On July 26, the United States Supreme Court issued its final judgment in Dobbs v. Jackson Women’s Health Organization. As a result, Texas’ trigger law, the Human Life Protection Act, takes effect on Aug. 25 – the 30th day after issuance of a judgment in a case overturning Roe v. Wade. See H.B. 1280, 87th Reg. Session 2021.
Texas’ trigger law makes abortion a second-degree felony and elevates the punishment to a first-degree felony if an unborn child dies as a result of the abortion. The definition of abortion, which remains unchanged from pre-Dobbs statutes, is “the act of using or prescribing an instrument, a drug, a medicine, or any other substance, device, or means with the intent to cause the death of an unborn child of a woman known to be pregnant.” Tex. Health & Safety Code §245.002. “Unborn child” is defined as encompassing the period from fertilization through birth. Tex. Health & Safety Code §170A.001(5). Abortion in Texas does not include birth control devices, oral contraceptives, miscarriage care, ectopic pregnancy care (when an embryo grows outside the uterus) or medical care with the intent to save/preserve the life of an unborn child. Tex. Health & Safety Code §170A.001(1).
Beginning on Aug. 25, Texas will prohibit an abortion except when “in the exercise of reasonable medical judgment, the pregnant female on whom the abortion is performed, induced, or attempted has a life-threatening physical condition aggravated by, caused by, or arising from a pregnancy that places the female at risk of death or poses a serious risk of substantial impairment of a major bodily function unless the abortion is performed or induced.” Tex. Health & Safety Code §170A.002(b)(2).
Under the trigger law, abortions must be performed in a manner that provides the best opportunity for the unborn child to survive unless that manner would create a “greater risk of the pregnant female’s death” or “a serious risk of substantial impairment of a major bodily function of the pregnant female.” Tex. Health & Safety Code §170A.002(b)(3)(A)-(B).
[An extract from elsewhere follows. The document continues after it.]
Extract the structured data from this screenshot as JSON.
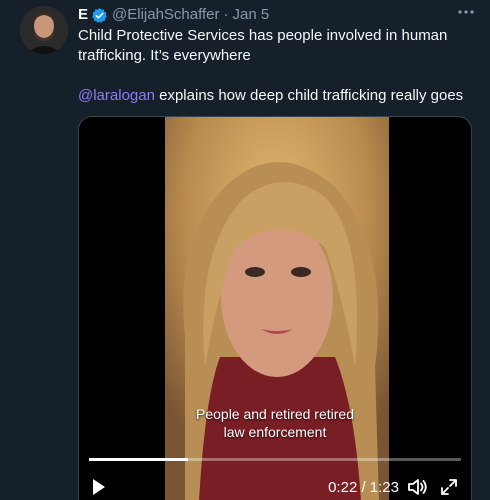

The trigger law requires “reasonable medical judgment,” which it defines as meaning “a medical judgment made by a reasonably prudent physician, knowledge about a case and the treatment possibilities for the medical conditions involved.” Tex. Health & Safety Code §170A.001(4). Notably, there is no mechanism to punish the abortion seeker.
Under the trigger law, the Texas attorney general has the ability to pursue civil penalties. Additionally, licensing authorities “shall revoke the license, permit, registration, certificate, or other authority of a physician or other health care professional who performs, induces, or attempts an abortion” in violation of the trigger law. Tex. Health & Safety Code §170A.007. Texas prosecutors may pursue criminal charges under the trigger law.
The federal government has taken the position that abortion must be available if it is necessary to stabilize an “emergency medical condition” as defined by the federal Emergency Medical Treatment and Active Labor Act (EMTALA), which may include ectopic pregnancy, complications of pregnancy loss or emergent hypertensive disorders such as preeclampsia with severe features. According to guidance from the Department of Health and Human Services (HHS) to frontline healthcare providers, to the extent a state law mandates a more-restrictive definition of an emergency medical condition, it is preempted. On July 14, in federal district court in Lubbock, Texas, the Texas attorney general sued HHS regarding its use of EMTALA to require hospitals to perform abortions. In this lawsuit, the Texas attorney general is seeking a declaratory judgment.
Ambiguity also remains regarding the pre-Roe abortion statutes. Tex. Rev. Civ. Stat. art. 4512.1, et seq. After a Harris County district court granted a limited temporary restraining order regarding the pre-Roe statutes, the Texas attorney general filed an emergency motion with the Texas Supreme Court. In re Ken Paxton, et al., No. 22-0527. Importantly, the Texas Supreme Court sought briefing on whether the civil district court has jurisdiction to enjoin the enforcement of a criminal statute, because civil courts have this authority only in limited circumstances.
Amicus letter briefs have been filed by members of the Texas Legislature and advocacy organizations supporting Paxton’s argument that the pre-Roe statutes have not been repealed. The solicitor general’s reply in this Texas Supreme Court case suggests that the pre-Roe statutes may not automatically apply in Dallas County (“The Dallas County District Attorney might need to move for relief from the judgment in Roe v. Wade, but Relators and other prosecutors do not.”).
Pro-life advocates are seeking pre-suit depositions in at least four Texas counties: Denton, Howard, Jack and Smith. These depositions are sought based on Tex. Health & Safety Code §171.08, which permits civil liability for aiding or abetting the performance or inducement of an abortion. A hearing is set for Aug. 5 in Jack County on the request to depose a representative of an abortion support fund. On Aug. 9, a Denton County court will hear the request to depose a representative of another abortion support fund.